* Stored items *
§

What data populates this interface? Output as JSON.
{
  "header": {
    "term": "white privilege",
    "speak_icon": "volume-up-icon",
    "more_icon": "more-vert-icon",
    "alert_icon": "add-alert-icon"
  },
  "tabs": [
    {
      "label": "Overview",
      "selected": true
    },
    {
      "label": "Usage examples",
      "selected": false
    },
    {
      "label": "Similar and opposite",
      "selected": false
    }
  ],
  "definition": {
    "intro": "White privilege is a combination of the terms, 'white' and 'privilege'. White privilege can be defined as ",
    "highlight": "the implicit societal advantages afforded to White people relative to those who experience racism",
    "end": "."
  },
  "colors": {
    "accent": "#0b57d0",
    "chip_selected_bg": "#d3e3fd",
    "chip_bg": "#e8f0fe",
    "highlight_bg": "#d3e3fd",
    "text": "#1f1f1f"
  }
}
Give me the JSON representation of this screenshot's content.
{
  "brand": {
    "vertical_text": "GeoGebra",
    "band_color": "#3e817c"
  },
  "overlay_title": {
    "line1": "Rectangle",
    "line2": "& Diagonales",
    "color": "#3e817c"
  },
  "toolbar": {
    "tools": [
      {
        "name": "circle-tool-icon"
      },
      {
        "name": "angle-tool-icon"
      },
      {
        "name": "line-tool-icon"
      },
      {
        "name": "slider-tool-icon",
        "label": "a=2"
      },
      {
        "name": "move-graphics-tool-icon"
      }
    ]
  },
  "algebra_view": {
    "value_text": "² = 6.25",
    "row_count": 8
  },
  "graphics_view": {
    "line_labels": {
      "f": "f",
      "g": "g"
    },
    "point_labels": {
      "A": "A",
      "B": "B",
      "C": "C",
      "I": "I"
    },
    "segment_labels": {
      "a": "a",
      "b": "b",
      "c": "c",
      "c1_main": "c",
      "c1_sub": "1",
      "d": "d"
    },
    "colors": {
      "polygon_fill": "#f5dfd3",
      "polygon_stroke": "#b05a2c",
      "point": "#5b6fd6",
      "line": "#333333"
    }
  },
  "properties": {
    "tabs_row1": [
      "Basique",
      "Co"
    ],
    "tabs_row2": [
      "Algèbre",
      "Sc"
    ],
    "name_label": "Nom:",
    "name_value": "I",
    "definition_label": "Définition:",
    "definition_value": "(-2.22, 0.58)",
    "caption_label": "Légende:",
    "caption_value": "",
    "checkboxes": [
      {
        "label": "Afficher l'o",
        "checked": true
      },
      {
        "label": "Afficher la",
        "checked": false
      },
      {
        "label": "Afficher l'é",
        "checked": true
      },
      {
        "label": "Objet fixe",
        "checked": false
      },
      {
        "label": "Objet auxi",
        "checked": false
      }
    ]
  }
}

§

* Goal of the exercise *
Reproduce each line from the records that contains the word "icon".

* Answer to this exercise *
    "speak_icon": "volume-up-icon",
    "more_icon": "more-vert-icon",
    "alert_icon": "add-alert-icon"
        "name": "circle-tool-icon"
        "name": "angle-tool-icon"
        "name": "line-tool-icon"
        "name": "slider-tool-icon",
        "name": "move-graphics-tool-icon"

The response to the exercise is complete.